Read the full text of Cymbeline with a side-by-side translation HERE.
Imogen and Posthumus sitting in a tree, K-I-S-S-I-N-G. First comes love, then comes marriage, then comes adultery, hate, and death.
Cymbeline, King of Britain, tells a pretty crazy story, complete with an evil stepmother, a wicked villain, a scheming suitor, and a death potion. Written around 1611, the play follows Imogen, a smart and resourceful young woman wrongly accused of being unchaste but who is later reconciled with her hubby.
Stories about young women wrongly accused, brought close to death, and then rejoined with their lovers were really popular during the Renaissance. Shakespeare used this plot (which can be traced all the way back to the Greek romances) in Cymbeline. But even though there's a happy ending, it's not all fun and games. In fact, there's a whole lot of nasty stuff going on in this play.
Which brings us to the question of genre. Cymbeline is sometimes called a "problem play," and sometimes it's called a "romance" or a "tragicomedy." These days, it's most often thought of as a "romance."
If you're thinking that all of this sounds a lot like a fairy tale, you're totally right, smarty pants—these "romance" plays, which are notorious for being implausible and fantastical, really do share a lot in common with fairy tales; even Shakespeare scholars think so.
Whatever its genre, Cymbeline is one wild ride: the play's got beautiful, cross-dressing princesses; wicked stepmothers; fake deaths (and real ones); Roman invasions; a random interlude from Jupiter, king of the gods; and a bunch of ghosts.
Just try not to love it.
So, you read Othello and Romeo and Juliet,and you thought to yourself, "Gee. Shakespeare's tragedies are crazy brilliant, but they're also downright depressing. Wouldn't it be great if Big Willy had written a play that wasn't afraid to explore weighty issues like jealousy and chastity but could also offer up his audience a little hope for the future?"
Well, look no further, because Uncle Shakespeare totally came through when he wrote Cymbeline.
In fact, Shakespeare didn't just stop there. With Cymbeline, he gave us the kind of happily-ever-after ending that we look for in fairy tales. Tell us if you've heard this before:

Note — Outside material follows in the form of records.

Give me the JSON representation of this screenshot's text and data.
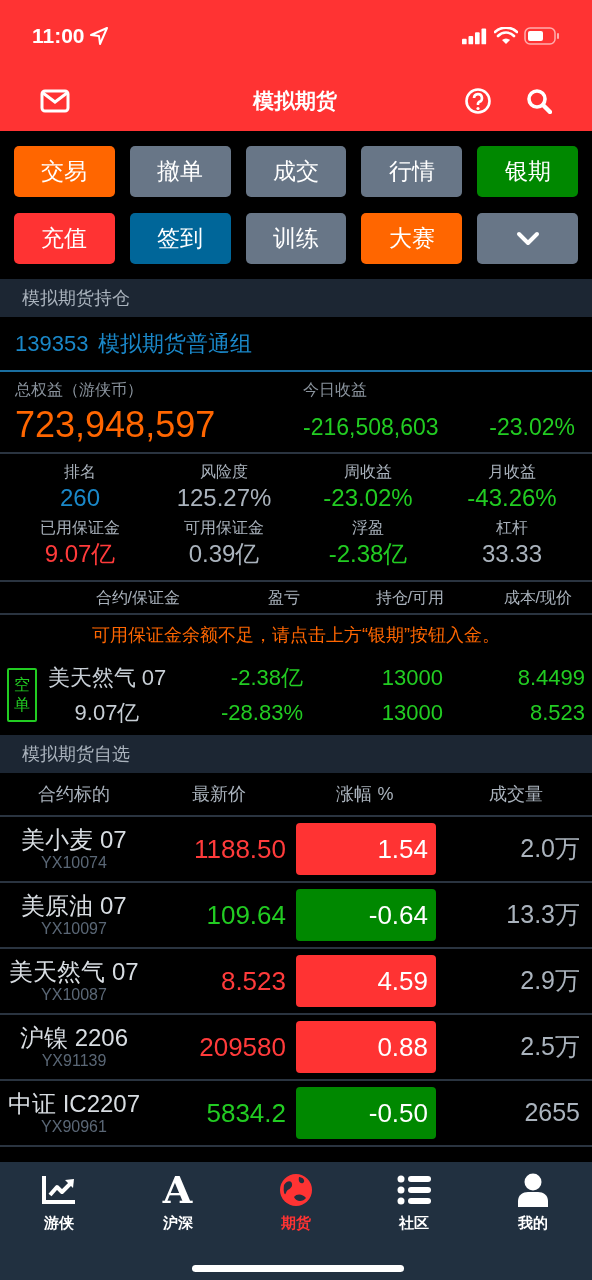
{
  "status_bar": {
    "time": "11:00"
  },
  "header": {
    "title": "模拟期货"
  },
  "quick_buttons": [
    {
      "label": "交易",
      "color": "#ff6600"
    },
    {
      "label": "撤单",
      "color": "#687687"
    },
    {
      "label": "成交",
      "color": "#687687"
    },
    {
      "label": "行情",
      "color": "#687687"
    },
    {
      "label": "银期",
      "color": "#008800"
    },
    {
      "label": "充值",
      "color": "#ff3333"
    },
    {
      "label": "签到",
      "color": "#006699"
    },
    {
      "label": "训练",
      "color": "#687687"
    },
    {
      "label": "大赛",
      "color": "#ff6600"
    },
    {
      "kind": "more",
      "color": "#687687"
    }
  ],
  "holdings": {
    "section_title": "模拟期货持仓",
    "account_id": "139353",
    "group": "模拟期货普通组",
    "equity_label": "总权益（游侠币）",
    "equity": "723,948,597",
    "today_label": "今日收益",
    "today_value": "-216,508,603",
    "today_pct": "-23.02%",
    "stats": [
      {
        "label": "排名",
        "value": "260",
        "color": "#1a88c9"
      },
      {
        "label": "风险度",
        "value": "125.27%",
        "color": "#aab3bd"
      },
      {
        "label": "周收益",
        "value": "-23.02%",
        "color": "#22cc22"
      },
      {
        "label": "月收益",
        "value": "-43.26%",
        "color": "#22cc22"
      },
      {
        "label": "已用保证金",
        "value": "9.07亿",
        "color": "#ff3b3b"
      },
      {
        "label": "可用保证金",
        "value": "0.39亿",
        "color": "#aab3bd"
      },
      {
        "label": "浮盈",
        "value": "-2.38亿",
        "color": "#22cc22"
      },
      {
        "label": "杠杆",
        "value": "33.33",
        "color": "#aab3bd"
      }
    ],
    "columns": [
      "合约/保证金",
      "盈亏",
      "持仓/可用",
      "成本/现价"
    ],
    "warning": "可用保证金余额不足，请点击上方“银期”按钮入金。",
    "positions": [
      {
        "badge": "空单",
        "name": "美天然气 07",
        "margin": "9.07亿",
        "pl": "-2.38亿",
        "pl_pct": "-28.83%",
        "holding": "13000",
        "available": "13000",
        "cost": "8.4499",
        "price": "8.523"
      }
    ]
  },
  "watchlist": {
    "section_title": "模拟期货自选",
    "columns": [
      "合约标的",
      "最新价",
      "涨幅 %",
      "成交量"
    ],
    "rows": [
      {
        "name": "美小麦 07",
        "code": "YX10074",
        "price": "1188.50",
        "change": "1.54",
        "volume": "2.0万",
        "rising": true
      },
      {
        "name": "美原油 07",
        "code": "YX10097",
        "price": "109.64",
        "change": "-0.64",
        "volume": "13.3万",
        "rising": false
      },
      {
        "name": "美天然气 07",
        "code": "YX10087",
        "price": "8.523",
        "change": "4.59",
        "volume": "2.9万",
        "rising": true
      },
      {
        "name": "沪镍 2206",
        "code": "YX91139",
        "price": "209580",
        "change": "0.88",
        "volume": "2.5万",
        "rising": true
      },
      {
        "name": "中证 IC2207",
        "code": "YX90961",
        "price": "5834.2",
        "change": "-0.50",
        "volume": "2655",
        "rising": false
      }
    ]
  },
  "tab_bar": [
    {
      "label": "游侠",
      "kind": "chart",
      "selected": false
    },
    {
      "label": "沪深",
      "kind": "letter",
      "glyph": "A",
      "selected": false
    },
    {
      "label": "期货",
      "kind": "globe",
      "selected": true
    },
    {
      "label": "社区",
      "kind": "list",
      "selected": false
    },
    {
      "label": "我的",
      "kind": "person",
      "selected": false
    }
  ]
}
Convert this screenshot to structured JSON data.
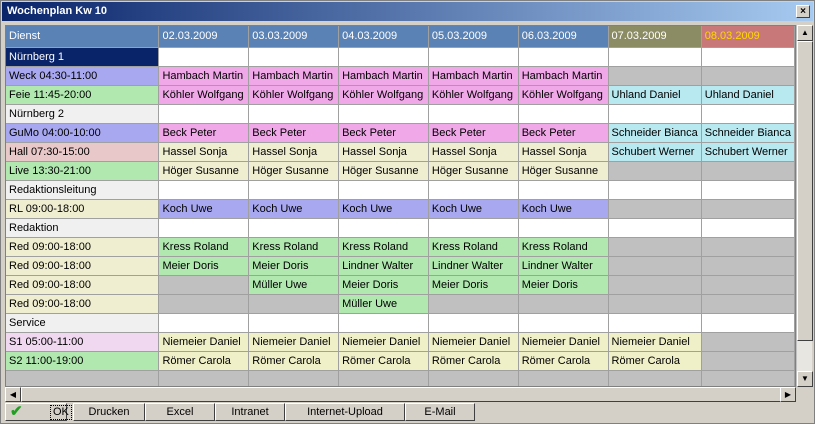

You might think we were talking about some serious Disney classics, but we were actually talking about Cymbeline: all of those elements come directly from Shakespeare's play. Sounds pretty rad, right?
This one's got a little something for everyone. Want a little banishment, suffering, and death? You got it. Want a fairy tale with a happy ending? You got it. Want to impress everyone by saying you've read a Shakespeare play they've never heard of? You've even got that.
Based on a True Story
PBS uncovers the truth behind Cymbeline.
What did Shakespeare's audiences think of Cymbeline? Find out by reading this take on a 1611 performance.
Shakespeare Goes Modern
Ethan Hawke and Michael Almereyda team up for a modern take on Shakespeare's romance. Also starring Pen Dadgley, Dakota Johnson, and Ed Harris.
BBC Knows Best
The Queen herself—Helen Mirren, that is—plays the beautiful Imogen in this 80's version of the play.
Black and White and Watched All Over
This silent black and white 22-minute film comes from 19-freaking-13.
Henriette Palmer discusses Imogen's virtue and her status among other Shakespearean heroines.
An essay on the perils of women in Cymbeline.
Shakespeare Never Reveals a Source
But we do. Shakespeare used Decameron by Giovanni Boccaccio as a source for some of his plot.
Forgiveness and Tolerance
A commentary on the themes of forgiveness in Cymbeline, from Cloten's perspective.
Director Antoni Cimolino's take on the play, based on his experience directing it at the Stratford Shakespeare Festival.
Flyin' Like an Eagle
If you wondered what was up with Jupiter's entrance on an eagle, check out this video about the props used for one production.
A full audio version of Cymbeline, recorded by Librivox.
Cymbeline the... Song?
Actually, Cymbeline has such famous songs that it's no surprise somebody set one to music. Check out Loreena McKennitt's version here.
Who wouldn't root for this sword-wielding heroine after seeing this image?
Tragedy or Comedy?
Shakespeare's fellow actors and friends labeled the play a "tragedy" with its first printing.
A Stolen Glance
Iachimo got an eyeful when he snuck out of the trunk in Imogen's bedchamber.